** Opening THE RECORDS block **

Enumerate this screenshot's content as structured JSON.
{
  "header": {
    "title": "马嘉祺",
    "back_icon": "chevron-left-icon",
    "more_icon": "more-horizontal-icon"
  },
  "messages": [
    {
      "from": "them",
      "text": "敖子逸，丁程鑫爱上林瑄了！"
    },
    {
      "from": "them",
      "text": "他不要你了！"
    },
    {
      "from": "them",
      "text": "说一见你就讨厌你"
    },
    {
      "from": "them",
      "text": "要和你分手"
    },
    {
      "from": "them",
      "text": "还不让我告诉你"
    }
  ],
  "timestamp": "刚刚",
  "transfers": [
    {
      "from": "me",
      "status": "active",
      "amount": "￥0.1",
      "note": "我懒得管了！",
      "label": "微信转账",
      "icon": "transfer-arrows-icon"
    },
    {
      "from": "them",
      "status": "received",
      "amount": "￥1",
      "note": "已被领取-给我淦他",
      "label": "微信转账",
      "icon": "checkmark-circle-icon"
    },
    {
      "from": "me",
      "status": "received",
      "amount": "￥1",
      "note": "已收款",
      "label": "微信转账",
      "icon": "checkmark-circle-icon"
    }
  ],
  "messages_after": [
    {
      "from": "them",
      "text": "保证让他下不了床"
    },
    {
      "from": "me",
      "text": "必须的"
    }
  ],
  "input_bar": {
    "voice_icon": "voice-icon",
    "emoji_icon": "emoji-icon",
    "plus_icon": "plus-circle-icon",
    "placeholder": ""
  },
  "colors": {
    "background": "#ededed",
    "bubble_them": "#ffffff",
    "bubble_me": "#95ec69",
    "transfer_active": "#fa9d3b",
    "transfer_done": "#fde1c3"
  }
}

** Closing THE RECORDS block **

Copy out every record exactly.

§ TASK ANSWER
Enumerate this screenshot's content as structured JSON.
{
  "header": {
    "title": "马嘉祺",
    "back_icon": "chevron-left-icon",
    "more_icon": "more-horizontal-icon"
  },
  "messages": [
    {
      "from": "them",
      "text": "敖子逸，丁程鑫爱上林瑄了！"
    },
    {
      "from": "them",
      "text": "他不要你了！"
    },
    {
      "from": "them",
      "text": "说一见你就讨厌你"
    },
    {
      "from": "them",
      "text": "要和你分手"
    },
    {
      "from": "them",
      "text": "还不让我告诉你"
    }
  ],
  "timestamp": "刚刚",
  "transfers": [
    {
      "from": "me",
      "status": "active",
      "amount": "￥0.1",
      "note": "我懒得管了！",
      "label": "微信转账",
      "icon": "transfer-arrows-icon"
    },
    {
      "from": "them",
      "status": "received",
      "amount": "￥1",
      "note": "已被领取-给我淦他",
      "label": "微信转账",
      "icon": "checkmark-circle-icon"
    },
    {
      "from": "me",
      "status": "received",
      "amount": "￥1",
      "note": "已收款",
      "label": "微信转账",
      "icon": "checkmark-circle-icon"
    }
  ],
  "messages_after": [
    {
      "from": "them",
      "text": "保证让他下不了床"
    },
    {
      "from": "me",
      "text": "必须的"
    }
  ],
  "input_bar": {
    "voice_icon": "voice-icon",
    "emoji_icon": "emoji-icon",
    "plus_icon": "plus-circle-icon",
    "placeholder": ""
  },
  "colors": {
    "background": "#ededed",
    "bubble_them": "#ffffff",
    "bubble_me": "#95ec69",
    "transfer_active": "#fa9d3b",
    "transfer_done": "#fde1c3"
  }
}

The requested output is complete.